* Try it
Repeat the entries exactly, keeping every line as it is.

____________________

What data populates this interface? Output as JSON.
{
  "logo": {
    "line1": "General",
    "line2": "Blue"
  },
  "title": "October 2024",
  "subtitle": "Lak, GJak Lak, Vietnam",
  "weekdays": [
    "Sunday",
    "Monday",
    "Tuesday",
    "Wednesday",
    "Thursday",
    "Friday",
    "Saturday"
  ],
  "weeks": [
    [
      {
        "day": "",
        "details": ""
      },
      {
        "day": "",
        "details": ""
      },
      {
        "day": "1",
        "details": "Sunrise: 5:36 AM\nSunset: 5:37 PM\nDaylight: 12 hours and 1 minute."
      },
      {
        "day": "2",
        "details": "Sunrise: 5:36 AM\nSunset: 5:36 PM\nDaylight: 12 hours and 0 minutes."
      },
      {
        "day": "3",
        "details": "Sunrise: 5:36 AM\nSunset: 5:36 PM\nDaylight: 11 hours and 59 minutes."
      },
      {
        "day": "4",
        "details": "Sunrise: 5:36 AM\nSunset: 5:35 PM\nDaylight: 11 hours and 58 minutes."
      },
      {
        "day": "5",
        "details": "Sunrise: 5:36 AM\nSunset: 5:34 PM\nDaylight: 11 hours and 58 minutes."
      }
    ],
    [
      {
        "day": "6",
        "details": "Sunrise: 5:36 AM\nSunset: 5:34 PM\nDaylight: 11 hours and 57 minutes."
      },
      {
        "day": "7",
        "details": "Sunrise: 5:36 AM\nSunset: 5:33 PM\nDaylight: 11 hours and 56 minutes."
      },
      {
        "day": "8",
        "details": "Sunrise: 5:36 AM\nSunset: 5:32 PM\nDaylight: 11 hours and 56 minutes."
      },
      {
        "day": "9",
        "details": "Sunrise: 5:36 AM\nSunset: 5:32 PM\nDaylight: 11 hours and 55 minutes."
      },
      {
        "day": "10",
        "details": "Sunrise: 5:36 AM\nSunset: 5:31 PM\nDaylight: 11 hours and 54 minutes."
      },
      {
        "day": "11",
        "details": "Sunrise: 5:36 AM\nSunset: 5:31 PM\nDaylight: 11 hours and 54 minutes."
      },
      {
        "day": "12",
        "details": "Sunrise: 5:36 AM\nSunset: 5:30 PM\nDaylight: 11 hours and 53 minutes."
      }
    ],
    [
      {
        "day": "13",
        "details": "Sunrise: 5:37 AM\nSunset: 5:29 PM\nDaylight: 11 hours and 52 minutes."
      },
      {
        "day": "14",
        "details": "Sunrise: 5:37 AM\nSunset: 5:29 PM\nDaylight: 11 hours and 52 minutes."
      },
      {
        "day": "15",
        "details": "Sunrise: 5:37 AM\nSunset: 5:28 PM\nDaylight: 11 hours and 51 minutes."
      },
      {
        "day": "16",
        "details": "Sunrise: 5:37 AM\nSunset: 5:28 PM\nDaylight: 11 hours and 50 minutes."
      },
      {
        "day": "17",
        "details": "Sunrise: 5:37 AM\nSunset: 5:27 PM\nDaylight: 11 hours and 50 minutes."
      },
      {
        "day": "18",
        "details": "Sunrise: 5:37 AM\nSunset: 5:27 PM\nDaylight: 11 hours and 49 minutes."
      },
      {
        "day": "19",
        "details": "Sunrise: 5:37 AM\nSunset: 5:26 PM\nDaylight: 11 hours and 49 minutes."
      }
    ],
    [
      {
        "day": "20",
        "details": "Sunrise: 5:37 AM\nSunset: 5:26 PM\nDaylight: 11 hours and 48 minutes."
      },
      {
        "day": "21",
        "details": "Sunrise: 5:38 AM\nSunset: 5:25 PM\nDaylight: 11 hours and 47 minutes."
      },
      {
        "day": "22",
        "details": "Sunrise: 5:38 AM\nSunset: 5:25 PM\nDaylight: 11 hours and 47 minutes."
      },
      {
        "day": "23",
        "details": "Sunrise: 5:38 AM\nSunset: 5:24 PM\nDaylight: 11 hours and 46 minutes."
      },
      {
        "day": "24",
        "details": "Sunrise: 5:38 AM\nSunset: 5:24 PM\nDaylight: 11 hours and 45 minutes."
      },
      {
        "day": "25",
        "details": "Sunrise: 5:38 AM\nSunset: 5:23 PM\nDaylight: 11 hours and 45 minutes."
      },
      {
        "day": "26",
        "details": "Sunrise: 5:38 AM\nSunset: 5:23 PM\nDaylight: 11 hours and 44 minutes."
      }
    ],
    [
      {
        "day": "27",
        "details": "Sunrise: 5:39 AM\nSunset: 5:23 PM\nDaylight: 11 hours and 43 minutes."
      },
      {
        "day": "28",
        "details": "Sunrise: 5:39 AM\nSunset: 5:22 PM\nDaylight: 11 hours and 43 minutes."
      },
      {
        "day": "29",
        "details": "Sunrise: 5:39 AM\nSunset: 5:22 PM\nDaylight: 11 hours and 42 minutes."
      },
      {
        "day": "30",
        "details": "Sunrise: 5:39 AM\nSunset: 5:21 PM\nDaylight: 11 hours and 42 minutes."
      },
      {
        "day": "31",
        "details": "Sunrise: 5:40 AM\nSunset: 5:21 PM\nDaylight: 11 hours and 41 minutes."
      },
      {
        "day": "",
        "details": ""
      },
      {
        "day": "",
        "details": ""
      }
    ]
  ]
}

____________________

* Solution for this exercise
What data populates this interface? Output as JSON.
{
  "logo": {
    "line1": "General",
    "line2": "Blue"
  },
  "title": "October 2024",
  "subtitle": "Lak, GJak Lak, Vietnam",
  "weekdays": [
    "Sunday",
    "Monday",
    "Tuesday",
    "Wednesday",
    "Thursday",
    "Friday",
    "Saturday"
  ],
  "weeks": [
    [
      {
        "day": "",
        "details": ""
      },
      {
        "day": "",
        "details": ""
      },
      {
        "day": "1",
        "details": "Sunrise: 5:36 AM\nSunset: 5:37 PM\nDaylight: 12 hours and 1 minute."
      },
      {
        "day": "2",
        "details": "Sunrise: 5:36 AM\nSunset: 5:36 PM\nDaylight: 12 hours and 0 minutes."
      },
      {
        "day": "3",
        "details": "Sunrise: 5:36 AM\nSunset: 5:36 PM\nDaylight: 11 hours and 59 minutes."
      },
      {
        "day": "4",
        "details": "Sunrise: 5:36 AM\nSunset: 5:35 PM\nDaylight: 11 hours and 58 minutes."
      },
      {
        "day": "5",
        "details": "Sunrise: 5:36 AM\nSunset: 5:34 PM\nDaylight: 11 hours and 58 minutes."
      }
    ],
    [
      {
        "day": "6",
        "details": "Sunrise: 5:36 AM\nSunset: 5:34 PM\nDaylight: 11 hours and 57 minutes."
      },
      {
        "day": "7",
        "details": "Sunrise: 5:36 AM\nSunset: 5:33 PM\nDaylight: 11 hours and 56 minutes."
      },
      {
        "day": "8",
        "details": "Sunrise: 5:36 AM\nSunset: 5:32 PM\nDaylight: 11 hours and 56 minutes."
      },
      {
        "day": "9",
        "details": "Sunrise: 5:36 AM\nSunset: 5:32 PM\nDaylight: 11 hours and 55 minutes."
      },
      {
        "day": "10",
        "details": "Sunrise: 5:36 AM\nSunset: 5:31 PM\nDaylight: 11 hours and 54 minutes."
      },
      {
        "day": "11",
        "details": "Sunrise: 5:36 AM\nSunset: 5:31 PM\nDaylight: 11 hours and 54 minutes."
      },
      {
        "day": "12",
        "details": "Sunrise: 5:36 AM\nSunset: 5:30 PM\nDaylight: 11 hours and 53 minutes."
      }
    ],
    [
      {
        "day": "13",
        "details": "Sunrise: 5:37 AM\nSunset: 5:29 PM\nDaylight: 11 hours and 52 minutes."
      },
      {
        "day": "14",
        "details": "Sunrise: 5:37 AM\nSunset: 5:29 PM\nDaylight: 11 hours and 52 minutes."
      },
      {
        "day": "15",
        "details": "Sunrise: 5:37 AM\nSunset: 5:28 PM\nDaylight: 11 hours and 51 minutes."
      },
      {
        "day": "16",
        "details": "Sunrise: 5:37 AM\nSunset: 5:28 PM\nDaylight: 11 hours and 50 minutes."
      },
      {
        "day": "17",
        "details": "Sunrise: 5:37 AM\nSunset: 5:27 PM\nDaylight: 11 hours and 50 minutes."
      },
      {
        "day": "18",
        "details": "Sunrise: 5:37 AM\nSunset: 5:27 PM\nDaylight: 11 hours and 49 minutes."
      },
      {
        "day": "19",
        "details": "Sunrise: 5:37 AM\nSunset: 5:26 PM\nDaylight: 11 hours and 49 minutes."
      }
    ],
    [
      {
        "day": "20",
        "details": "Sunrise: 5:37 AM\nSunset: 5:26 PM\nDaylight: 11 hours and 48 minutes."
      },
      {
        "day": "21",
        "details": "Sunrise: 5:38 AM\nSunset: 5:25 PM\nDaylight: 11 hours and 47 minutes."
      },
      {
        "day": "22",
        "details": "Sunrise: 5:38 AM\nSunset: 5:25 PM\nDaylight: 11 hours and 47 minutes."
      },
      {
        "day": "23",
        "details": "Sunrise: 5:38 AM\nSunset: 5:24 PM\nDaylight: 11 hours and 46 minutes."
      },
      {
        "day": "24",
        "details": "Sunrise: 5:38 AM\nSunset: 5:24 PM\nDaylight: 11 hours and 45 minutes."
      },
      {
        "day": "25",
        "details": "Sunrise: 5:38 AM\nSunset: 5:23 PM\nDaylight: 11 hours and 45 minutes."
      },
      {
        "day": "26",
        "details": "Sunrise: 5:38 AM\nSunset: 5:23 PM\nDaylight: 11 hours and 44 minutes."
      }
    ],
    [
      {
        "day": "27",
        "details": "Sunrise: 5:39 AM\nSunset: 5:23 PM\nDaylight: 11 hours and 43 minutes."
      },
      {
        "day": "28",
        "details": "Sunrise: 5:39 AM\nSunset: 5:22 PM\nDaylight: 11 hours and 43 minutes."
      },
      {
        "day": "29",
        "details": "Sunrise: 5:39 AM\nSunset: 5:22 PM\nDaylight: 11 hours and 42 minutes."
      },
      {
        "day": "30",
        "details": "Sunrise: 5:39 AM\nSunset: 5:21 PM\nDaylight: 11 hours and 42 minutes."
      },
      {
        "day": "31",
        "details": "Sunrise: 5:40 AM\nSunset: 5:21 PM\nDaylight: 11 hours and 41 minutes."
      },
      {
        "day": "",
        "details": ""
      },
      {
        "day": "",
        "details": ""
      }
    ]
  ]
}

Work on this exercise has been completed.